This scatterplot below shows how nations’ actual medal performance at London 2012 compares to the economic models used to construct the FT medal table, along with some of the underlying factors used by the models, such GDP, population and performance at Beijing in 2008.
How does Great Britain’s haul of 65 medals, including 29 golds, compare to other recent host nations’ performance?
There can be little doubt that greater recent investment in elite sports is the main cause of Great Britain’s impressive performance at these Olympics an uptick in performance compared with Beijing 2008 would have been expected regardless, because of a well-documented “host-nation effect” that sees the home team performed significantly better than it usually does.

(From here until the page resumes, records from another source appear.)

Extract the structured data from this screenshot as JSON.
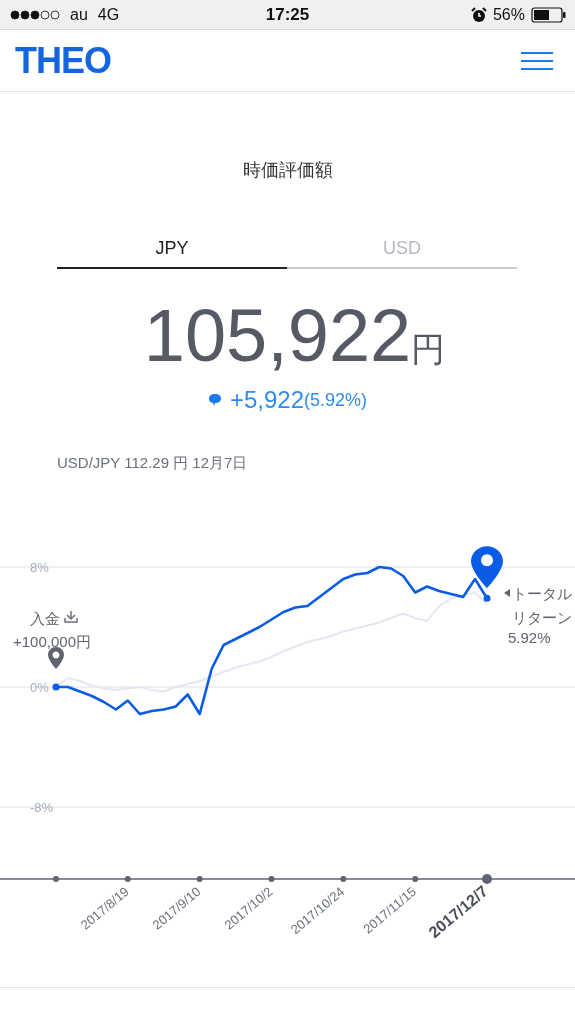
{
  "status_bar": {
    "carrier": "au",
    "network": "4G",
    "time": "17:25",
    "battery": "56%"
  },
  "header": {
    "logo": "THEO"
  },
  "title": "時価評価額",
  "tabs": [
    {
      "label": "JPY",
      "selected": true
    },
    {
      "label": "USD",
      "selected": false
    }
  ],
  "valuation": {
    "amount": "105,922",
    "unit": "円",
    "change": "+5,922",
    "change_percent": "(5.92%)"
  },
  "fx_rate": "USD/JPY 112.29 円 12月7日",
  "chart": {
    "deposit": {
      "label": "入金",
      "amount": "+100,000円"
    },
    "total_return": {
      "label_lines": [
        "トータル",
        "リターン"
      ],
      "value": "5.92%"
    },
    "chart_data": {
      "type": "line",
      "categories": [
        null,
        null,
        null,
        null,
        null,
        null,
        "2017/8/19",
        null,
        null,
        null,
        null,
        null,
        "2017/9/10",
        null,
        null,
        null,
        null,
        null,
        "2017/10/2",
        null,
        null,
        null,
        null,
        null,
        "2017/10/24",
        null,
        null,
        null,
        null,
        null,
        "2017/11/15",
        null,
        null,
        null,
        null,
        null,
        "2017/12/7"
      ],
      "series": [
        {
          "color": "#0a5ce6",
          "values": [
            0,
            0,
            -0.3,
            -0.6,
            -1.0,
            -1.5,
            -0.9,
            -1.8,
            -1.6,
            -1.5,
            -1.3,
            -0.5,
            -1.8,
            1.2,
            2.8,
            3.2,
            3.6,
            4.0,
            4.5,
            5.0,
            5.3,
            5.4,
            6.0,
            6.6,
            7.2,
            7.5,
            7.6,
            8.0,
            7.9,
            7.4,
            6.3,
            6.7,
            6.4,
            6.2,
            6.0,
            7.2,
            5.92
          ]
        },
        {
          "color": "#e3e8f0",
          "values": [
            0,
            0.6,
            0.4,
            0.1,
            -0.1,
            -0.2,
            -0.1,
            0,
            -0.2,
            -0.3,
            0,
            0.2,
            0.4,
            0.7,
            1.0,
            1.3,
            1.5,
            1.7,
            2.0,
            2.4,
            2.7,
            3.0,
            3.2,
            3.4,
            3.7,
            3.9,
            4.1,
            4.3,
            4.6,
            4.9,
            4.6,
            4.4,
            5.4,
            5.9,
            6.1,
            6.3,
            5.5
          ]
        }
      ],
      "grid": true,
      "ylim": [
        -12.8,
        8
      ],
      "yticks": [
        {
          "value": 8,
          "label": "8%"
        },
        {
          "value": 0,
          "label": "0%"
        },
        {
          "value": -8,
          "label": "-8%"
        }
      ]
    }
  }
}
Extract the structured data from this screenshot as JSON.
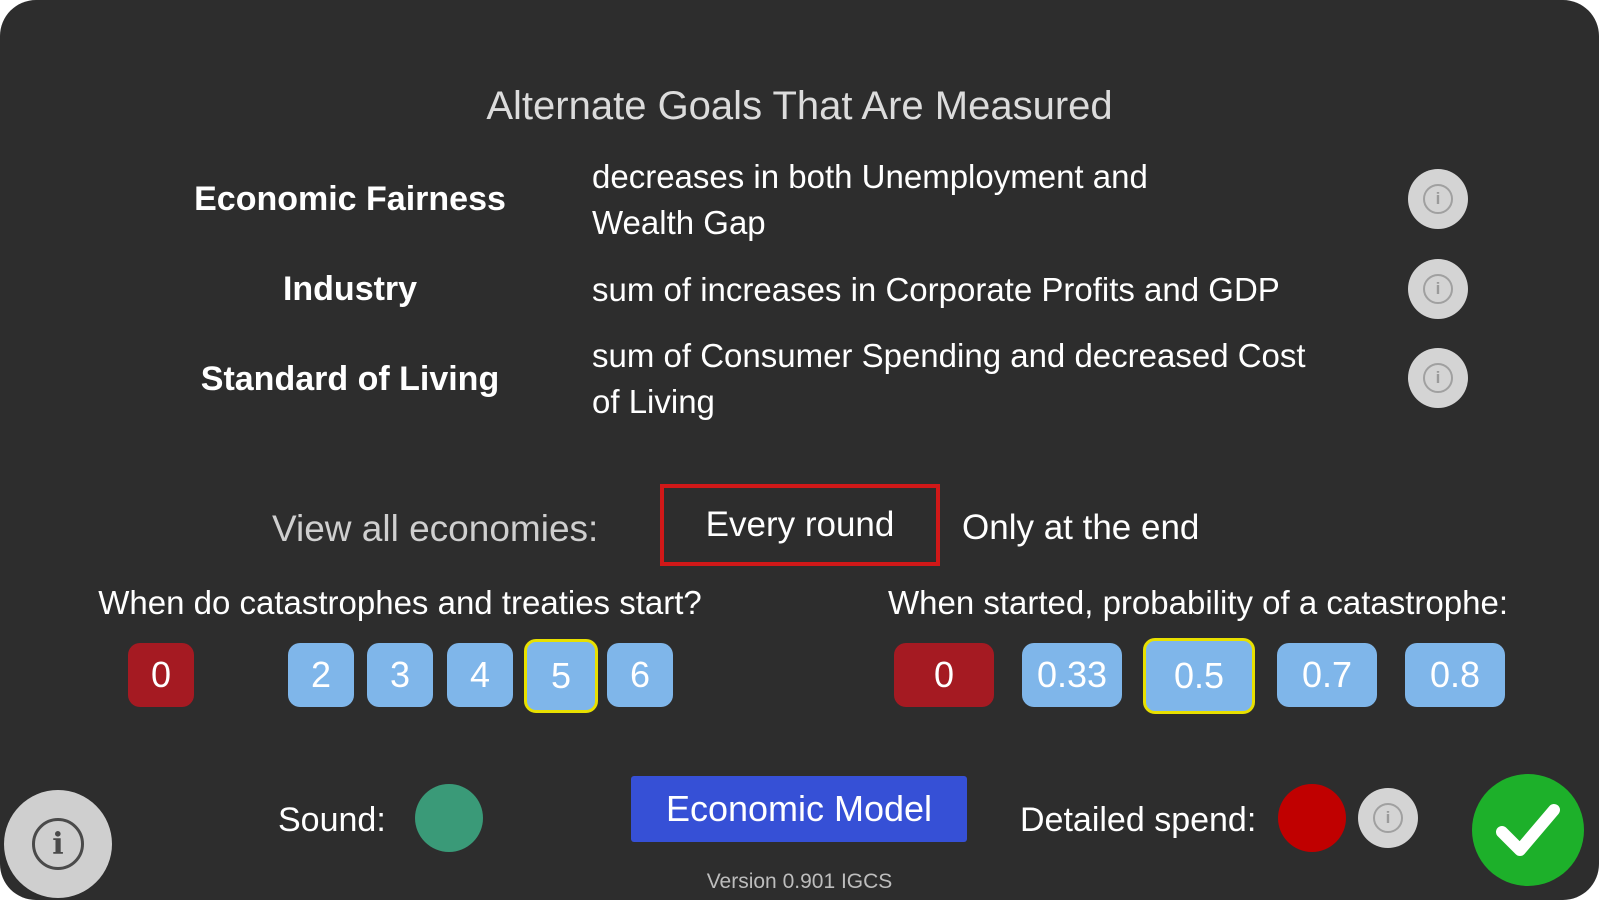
{
  "title": "Alternate Goals That Are Measured",
  "goals": [
    {
      "name": "Economic Fairness",
      "desc_line1": "decreases in both Unemployment and",
      "desc_line2": "Wealth Gap"
    },
    {
      "name": "Industry",
      "desc_line1": "sum of increases in Corporate Profits and GDP",
      "desc_line2": ""
    },
    {
      "name": "Standard of Living",
      "desc_line1": "sum of Consumer Spending and decreased Cost",
      "desc_line2": "of Living"
    }
  ],
  "info_icon_glyph": "i",
  "view": {
    "label": "View all economies:",
    "options": [
      "Every round",
      "Only at the end"
    ],
    "selected": "Every round"
  },
  "start": {
    "question": "When do catastrophes and treaties start?",
    "options": [
      "0",
      "2",
      "3",
      "4",
      "5",
      "6"
    ],
    "selected": "5"
  },
  "probability": {
    "question": "When started, probability of a catastrophe:",
    "options": [
      "0",
      "0.33",
      "0.5",
      "0.7",
      "0.8"
    ],
    "selected": "0.5"
  },
  "sound": {
    "label": "Sound:",
    "color": "#3a9a78"
  },
  "economic_model": {
    "label": "Economic Model"
  },
  "detailed_spend": {
    "label": "Detailed spend:",
    "color": "#c00000"
  },
  "version": "Version 0.901 IGCS",
  "colors": {
    "background": "#2d2d2d",
    "chip": "#7fb6ea",
    "chip_zero": "#a51a22",
    "selected_outline": "#e8e000",
    "view_selected_outline": "#d01818",
    "button_blue": "#3650d6",
    "confirm_green": "#1db02a"
  }
}
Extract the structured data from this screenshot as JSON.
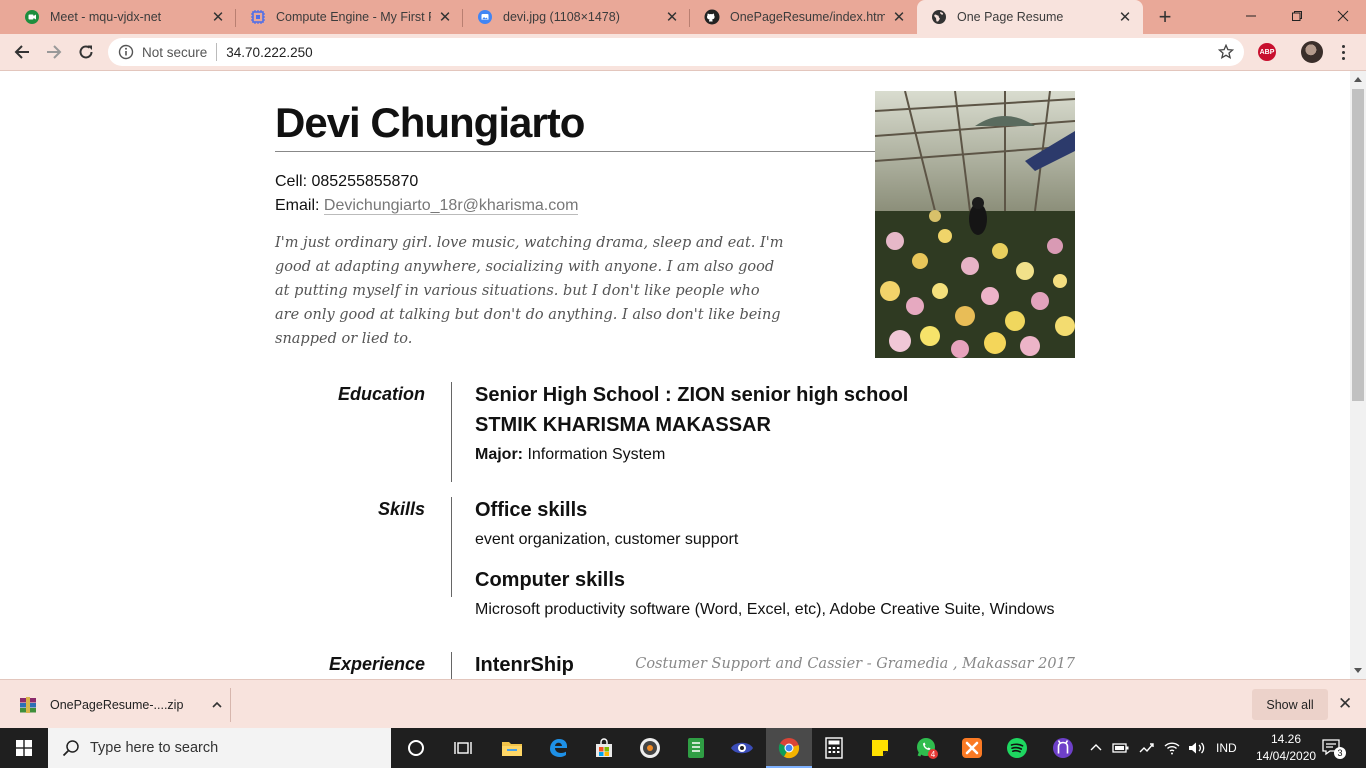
{
  "browser": {
    "tabs": [
      {
        "title": "Meet - mqu-vjdx-net",
        "icon": "google-meet-icon",
        "active": false
      },
      {
        "title": "Compute Engine - My First Pro",
        "icon": "compute-engine-icon",
        "active": false
      },
      {
        "title": "devi.jpg (1108×1478)",
        "icon": "image-tab-icon",
        "active": false
      },
      {
        "title": "OnePageResume/index.html at",
        "icon": "github-icon",
        "active": false
      },
      {
        "title": "One Page Resume",
        "icon": "globe-icon",
        "active": true
      }
    ],
    "security_label": "Not secure",
    "url": "34.70.222.250",
    "extension_label": "ABP"
  },
  "resume": {
    "name": "Devi Chungiarto",
    "cell_label": "Cell:",
    "cell": "085255855870",
    "email_label": "Email:",
    "email": "Devichungiarto_18r@kharisma.com",
    "bio": "I'm just ordinary girl. love music, watching drama, sleep and eat. I'm good at adapting anywhere, socializing with anyone. I am also good at putting myself in various situations. but I don't like people who are only good at talking but don't do anything. I also don't like being snapped or lied to.",
    "education": {
      "label": "Education",
      "school": "Senior High School : ZION senior high school",
      "college": "STMIK KHARISMA MAKASSAR",
      "major_label": "Major:",
      "major": "Information System"
    },
    "skills": {
      "label": "Skills",
      "groups": [
        {
          "title": "Office skills",
          "detail": "event organization, customer support"
        },
        {
          "title": "Computer skills",
          "detail": "Microsoft productivity software (Word, Excel, etc), Adobe Creative Suite, Windows"
        }
      ]
    },
    "experience": {
      "label": "Experience",
      "title": "IntenrShip",
      "meta": "Costumer Support and Cassier - Gramedia , Makassar 2017"
    }
  },
  "download_bar": {
    "filename": "OnePageResume-....zip",
    "show_all_label": "Show all"
  },
  "taskbar": {
    "search_placeholder": "Type here to search",
    "whatsapp_badge": "4",
    "language": "IND",
    "time": "14.26",
    "date": "14/04/2020",
    "notification_count": "3"
  },
  "colors": {
    "titlebar": "#e9a898",
    "toolbar": "#f8e3dd",
    "taskbar": "#1f1f1f"
  }
}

Read more
We launched the FT’s economically-weighted medal table on Sunday night.
Rather than ranking the table in the conventional format – gold medals followed, where equal, by silver medals and finally bronze medals – we are ranking counties by their performance against a benchmark developed from four economic models. These predict success on the basis of socioeconomic factors that have been shown to contribute to Olympic performance historically.
Even on our weighted measure, China leads with its 12 medals, representing 4.6 more than would be expected at this stage of the games. Italy’s seven medals place its over-achievement to date hundredths of a percentage point behind. Great Britain, by contrast, is near the foot of our table, underachieving by 2.8 medals so far. Read more
The Olympics are finally here and the web is awash with interactive graphics and visualisations.
Here are the ones it’s worth taking a second look at:
Dressed for a world record?
This is a must-view for swimming fans. The invention of slick, hi-tech bodysuits enabled a series of world records to be broken, but since the suits were banned in 2010 few records have been beaten. The Washington Post looks at the evolution of Olympic swimwear and tracks this against world records in each swimming discipline. Read more
The beautiful game is about to get a bit more by the numbers. Starting in 2013 the US soccer league – Major League Soccer – will begin using Adidas’ micoach elite system, which will track “heart rate, speed, acceleration, distance, field position and, for the first time, power.”
The data be collected in real time and transmitted wirelessly for in-game analysis and fans will have access to the raw numbers as well – meaning pub debates could get a lot more interesting in the future.
The sports data analysis revolution that took hold first in US baseball and has crept in to basketball has left football (or in the US, soccer) relatively untouched. Most stats haven’t changed much since categories like shots, fouls and passes completed. Read more
What we’re reading today in the world of statistics, open data and data journalism:
The Data Journalism Handbook – the first edition of the book is now available for free online and features contributions from data journalists around the globe, including our colleague Cynthia O’Murchu who explains her investigations into European Structural Funds and care homes. Read more